Patriot Majority USA
Patriot Majority USA reported spending $23.7 million on all its activities in 2012, roughly 46 times the roughly $515,000 it reported spending in 2011. Patriot Majority USA told the Internal Revenue Service it spent approximately $9.3 million on politics in 2012, more than the $7 million it reported to the Federal Election Commission. Patriot Majority USA reported raising $23 million in contributions, more than a quarter of which came from a single contributor who gave $6 million.
Priorities USA, the sister nonprofit to one of the largest liberal super PAC groups, reported raising nearly $8.4 million in 2012, and spending nearly $8.7 million, according to tax filings posted by the Center for Public Integrity. Priorities USA reported spending no money on politics. Its super PAC, however, spent more than $65 million during the 2012 election cycle. The group reported roughly 60 percent of its contributions from four donors, one who gave $2 million and three other contributors who gave $1 million each.

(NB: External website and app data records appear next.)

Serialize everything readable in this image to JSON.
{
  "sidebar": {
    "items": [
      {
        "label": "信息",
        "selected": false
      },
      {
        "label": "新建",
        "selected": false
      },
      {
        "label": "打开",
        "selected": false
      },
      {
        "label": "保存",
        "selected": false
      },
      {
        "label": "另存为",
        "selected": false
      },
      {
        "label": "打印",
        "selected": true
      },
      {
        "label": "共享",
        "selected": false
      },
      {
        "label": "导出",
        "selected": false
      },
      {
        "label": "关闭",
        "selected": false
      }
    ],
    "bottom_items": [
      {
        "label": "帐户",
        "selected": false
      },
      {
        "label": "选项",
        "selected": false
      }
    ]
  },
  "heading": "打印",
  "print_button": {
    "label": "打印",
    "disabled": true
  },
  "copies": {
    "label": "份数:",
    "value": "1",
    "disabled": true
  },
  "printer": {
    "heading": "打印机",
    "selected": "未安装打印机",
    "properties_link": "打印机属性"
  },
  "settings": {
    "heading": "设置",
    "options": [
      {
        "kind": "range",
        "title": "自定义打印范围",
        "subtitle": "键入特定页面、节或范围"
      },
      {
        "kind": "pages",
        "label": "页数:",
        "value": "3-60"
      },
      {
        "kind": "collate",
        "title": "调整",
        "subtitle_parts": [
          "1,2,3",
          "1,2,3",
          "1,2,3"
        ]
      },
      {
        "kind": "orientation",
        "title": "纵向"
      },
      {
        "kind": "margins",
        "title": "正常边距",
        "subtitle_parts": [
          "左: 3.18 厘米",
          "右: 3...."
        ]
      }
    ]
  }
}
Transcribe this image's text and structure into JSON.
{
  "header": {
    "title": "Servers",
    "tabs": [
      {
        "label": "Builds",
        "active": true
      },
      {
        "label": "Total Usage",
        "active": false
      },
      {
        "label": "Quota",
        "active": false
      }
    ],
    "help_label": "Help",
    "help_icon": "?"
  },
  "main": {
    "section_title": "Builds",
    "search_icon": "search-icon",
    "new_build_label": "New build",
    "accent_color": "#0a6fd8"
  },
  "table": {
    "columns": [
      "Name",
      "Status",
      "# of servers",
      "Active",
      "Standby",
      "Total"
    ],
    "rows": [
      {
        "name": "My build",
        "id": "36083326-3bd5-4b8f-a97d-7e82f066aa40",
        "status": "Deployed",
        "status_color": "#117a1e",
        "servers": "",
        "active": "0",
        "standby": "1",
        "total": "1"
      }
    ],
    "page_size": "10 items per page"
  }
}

As the Center for Public Integrity reported, Priorities USA reported giving away nearly $5 million in grants to other nonprofits. The largest grant, $2.25 million, went to Planned Parenthood. Priorities USA gave $650,000 to the 501(c)(4) arm of the League of Conservation Voters. That group spent more than $10.8 million on political activity during the 2012 election cycle, according to reports filed with the Federal Election Commission.
Republican Jewish Coalition
The Republican Jewish Coalition (RJC) spent approximately $10 million on all its activities in 2012, more than triple the group’s 2011 spending but down more than 19 percent from 2010. RJC told the Internal Revenue Service it spent $4.36 million on politics, slightly less than the roughly $4.6 million it reported to the Federal Election Commission.
U.S. Chamber of Commerce
The U.S. Chamber of Commerce spent more than $207 million on all its activities in 2012, an increase of more than 38 percent of the roughly $150 million it spent in 2008, the last presidential election year. The Chamber told the Internal Revenue Service it spent approximately $53.8 million on politics, more than the $35.7 million in spending on federal elections it reported to the Federal Election Commission.